WHAT THE TASK REQUIRES: For the records below, report how many lines include the word "selected". Only the number should appear.

(Entries from a dataset of interfaces)
****************************************

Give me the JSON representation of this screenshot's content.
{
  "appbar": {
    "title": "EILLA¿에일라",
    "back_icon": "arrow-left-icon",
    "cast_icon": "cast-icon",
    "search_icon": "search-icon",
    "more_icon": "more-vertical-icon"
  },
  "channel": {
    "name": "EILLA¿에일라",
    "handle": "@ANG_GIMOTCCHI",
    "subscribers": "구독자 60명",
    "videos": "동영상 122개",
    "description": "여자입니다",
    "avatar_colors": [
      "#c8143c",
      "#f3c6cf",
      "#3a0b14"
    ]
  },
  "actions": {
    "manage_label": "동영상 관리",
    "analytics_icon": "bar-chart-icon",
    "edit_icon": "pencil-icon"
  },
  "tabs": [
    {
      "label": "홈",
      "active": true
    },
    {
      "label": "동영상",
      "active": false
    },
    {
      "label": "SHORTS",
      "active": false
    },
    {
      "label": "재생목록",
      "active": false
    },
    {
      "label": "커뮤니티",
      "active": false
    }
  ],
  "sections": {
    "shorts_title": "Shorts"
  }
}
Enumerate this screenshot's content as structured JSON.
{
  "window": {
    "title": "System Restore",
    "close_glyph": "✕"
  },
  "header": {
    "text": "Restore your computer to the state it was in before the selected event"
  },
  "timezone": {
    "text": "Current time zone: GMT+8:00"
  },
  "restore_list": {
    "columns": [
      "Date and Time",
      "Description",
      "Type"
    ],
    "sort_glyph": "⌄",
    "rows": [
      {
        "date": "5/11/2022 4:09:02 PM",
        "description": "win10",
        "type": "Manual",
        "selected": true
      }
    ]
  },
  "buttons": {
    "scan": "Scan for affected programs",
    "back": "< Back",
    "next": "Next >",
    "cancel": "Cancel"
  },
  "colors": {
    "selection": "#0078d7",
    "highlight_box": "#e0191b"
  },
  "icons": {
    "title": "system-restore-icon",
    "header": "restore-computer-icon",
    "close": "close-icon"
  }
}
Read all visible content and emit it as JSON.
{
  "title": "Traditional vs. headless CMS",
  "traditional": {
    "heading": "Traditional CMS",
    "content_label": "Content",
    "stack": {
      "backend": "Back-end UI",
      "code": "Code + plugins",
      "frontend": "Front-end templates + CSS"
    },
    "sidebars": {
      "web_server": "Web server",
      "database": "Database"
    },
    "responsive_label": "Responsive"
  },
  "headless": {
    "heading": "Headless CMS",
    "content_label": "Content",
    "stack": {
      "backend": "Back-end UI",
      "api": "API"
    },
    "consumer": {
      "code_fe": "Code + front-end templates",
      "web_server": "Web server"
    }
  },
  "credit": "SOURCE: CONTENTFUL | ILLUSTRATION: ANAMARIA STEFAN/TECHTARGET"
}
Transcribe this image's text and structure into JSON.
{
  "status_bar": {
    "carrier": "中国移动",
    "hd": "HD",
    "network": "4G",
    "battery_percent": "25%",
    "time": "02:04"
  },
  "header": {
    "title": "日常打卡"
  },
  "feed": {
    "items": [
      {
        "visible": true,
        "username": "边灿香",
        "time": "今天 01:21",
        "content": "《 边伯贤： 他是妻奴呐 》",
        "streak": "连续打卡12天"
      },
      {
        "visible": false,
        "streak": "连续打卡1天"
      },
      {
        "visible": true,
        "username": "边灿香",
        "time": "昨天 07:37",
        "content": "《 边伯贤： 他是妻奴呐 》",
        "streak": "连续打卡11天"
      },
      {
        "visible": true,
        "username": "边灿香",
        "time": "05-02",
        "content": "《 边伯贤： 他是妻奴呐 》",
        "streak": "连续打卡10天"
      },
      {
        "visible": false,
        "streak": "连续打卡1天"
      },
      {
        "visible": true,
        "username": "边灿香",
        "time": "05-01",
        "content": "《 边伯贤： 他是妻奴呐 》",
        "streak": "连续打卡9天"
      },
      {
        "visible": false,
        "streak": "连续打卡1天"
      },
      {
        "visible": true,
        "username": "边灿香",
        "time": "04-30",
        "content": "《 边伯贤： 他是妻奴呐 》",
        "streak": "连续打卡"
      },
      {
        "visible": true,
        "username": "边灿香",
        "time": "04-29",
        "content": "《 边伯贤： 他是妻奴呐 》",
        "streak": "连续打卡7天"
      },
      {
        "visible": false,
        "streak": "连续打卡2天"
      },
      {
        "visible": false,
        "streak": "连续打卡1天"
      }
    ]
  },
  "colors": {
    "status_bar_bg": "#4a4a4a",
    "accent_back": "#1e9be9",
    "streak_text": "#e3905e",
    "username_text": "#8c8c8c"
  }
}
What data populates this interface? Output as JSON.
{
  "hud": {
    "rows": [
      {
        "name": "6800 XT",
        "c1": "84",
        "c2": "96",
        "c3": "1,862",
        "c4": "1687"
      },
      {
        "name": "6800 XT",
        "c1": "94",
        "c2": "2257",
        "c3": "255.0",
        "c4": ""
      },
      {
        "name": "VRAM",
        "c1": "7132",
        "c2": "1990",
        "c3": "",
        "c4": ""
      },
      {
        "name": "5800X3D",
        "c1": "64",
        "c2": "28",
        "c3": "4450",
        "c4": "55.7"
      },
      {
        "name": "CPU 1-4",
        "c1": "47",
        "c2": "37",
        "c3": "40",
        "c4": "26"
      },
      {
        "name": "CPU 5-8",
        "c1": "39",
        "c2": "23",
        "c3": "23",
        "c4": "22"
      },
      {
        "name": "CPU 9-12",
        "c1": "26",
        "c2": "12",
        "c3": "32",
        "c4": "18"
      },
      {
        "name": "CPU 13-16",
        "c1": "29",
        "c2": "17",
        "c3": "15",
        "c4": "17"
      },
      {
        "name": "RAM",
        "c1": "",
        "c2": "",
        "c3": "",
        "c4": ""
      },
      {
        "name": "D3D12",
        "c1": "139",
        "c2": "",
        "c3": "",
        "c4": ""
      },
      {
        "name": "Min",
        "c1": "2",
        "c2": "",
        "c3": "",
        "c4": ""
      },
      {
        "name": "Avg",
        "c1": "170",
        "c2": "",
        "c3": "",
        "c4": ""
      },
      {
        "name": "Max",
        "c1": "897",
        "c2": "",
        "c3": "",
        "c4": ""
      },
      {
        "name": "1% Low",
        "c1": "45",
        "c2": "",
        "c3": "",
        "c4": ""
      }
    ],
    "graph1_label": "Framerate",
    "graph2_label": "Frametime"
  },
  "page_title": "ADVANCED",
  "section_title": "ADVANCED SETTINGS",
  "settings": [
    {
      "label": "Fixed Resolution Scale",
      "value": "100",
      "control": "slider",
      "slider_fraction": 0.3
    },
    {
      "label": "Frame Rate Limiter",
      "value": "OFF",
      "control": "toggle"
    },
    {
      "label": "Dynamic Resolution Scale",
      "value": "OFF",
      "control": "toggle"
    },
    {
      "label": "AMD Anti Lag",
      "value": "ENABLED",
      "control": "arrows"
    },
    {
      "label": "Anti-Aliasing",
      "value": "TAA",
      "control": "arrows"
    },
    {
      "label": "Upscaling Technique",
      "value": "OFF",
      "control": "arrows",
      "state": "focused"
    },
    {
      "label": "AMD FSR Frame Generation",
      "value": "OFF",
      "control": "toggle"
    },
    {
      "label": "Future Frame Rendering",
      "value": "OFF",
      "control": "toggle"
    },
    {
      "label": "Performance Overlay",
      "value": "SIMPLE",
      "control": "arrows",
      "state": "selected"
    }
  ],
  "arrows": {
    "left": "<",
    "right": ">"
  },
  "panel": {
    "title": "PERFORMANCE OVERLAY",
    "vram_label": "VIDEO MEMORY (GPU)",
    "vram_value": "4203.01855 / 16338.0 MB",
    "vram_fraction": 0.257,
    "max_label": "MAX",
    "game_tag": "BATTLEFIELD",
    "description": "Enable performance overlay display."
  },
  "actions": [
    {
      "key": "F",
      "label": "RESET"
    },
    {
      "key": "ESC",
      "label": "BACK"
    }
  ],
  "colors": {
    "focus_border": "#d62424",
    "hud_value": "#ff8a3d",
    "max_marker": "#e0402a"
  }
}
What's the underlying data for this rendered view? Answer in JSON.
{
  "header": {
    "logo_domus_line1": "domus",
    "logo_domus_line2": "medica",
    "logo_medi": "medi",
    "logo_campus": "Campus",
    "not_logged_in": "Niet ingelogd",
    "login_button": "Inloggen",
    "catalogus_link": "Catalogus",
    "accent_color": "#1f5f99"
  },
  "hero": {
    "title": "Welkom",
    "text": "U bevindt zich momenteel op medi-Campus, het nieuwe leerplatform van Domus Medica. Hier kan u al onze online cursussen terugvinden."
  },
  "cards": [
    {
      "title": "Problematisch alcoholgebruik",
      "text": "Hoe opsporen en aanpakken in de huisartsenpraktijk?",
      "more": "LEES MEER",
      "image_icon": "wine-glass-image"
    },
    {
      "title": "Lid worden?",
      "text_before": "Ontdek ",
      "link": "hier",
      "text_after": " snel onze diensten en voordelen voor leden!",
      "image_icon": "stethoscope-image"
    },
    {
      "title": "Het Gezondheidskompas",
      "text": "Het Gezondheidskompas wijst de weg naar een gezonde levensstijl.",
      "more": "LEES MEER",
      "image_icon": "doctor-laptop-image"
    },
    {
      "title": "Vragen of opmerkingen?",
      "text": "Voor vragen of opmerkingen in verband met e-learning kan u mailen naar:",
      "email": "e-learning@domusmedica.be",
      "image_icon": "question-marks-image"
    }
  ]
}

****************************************

EXERCISE RESULT: 3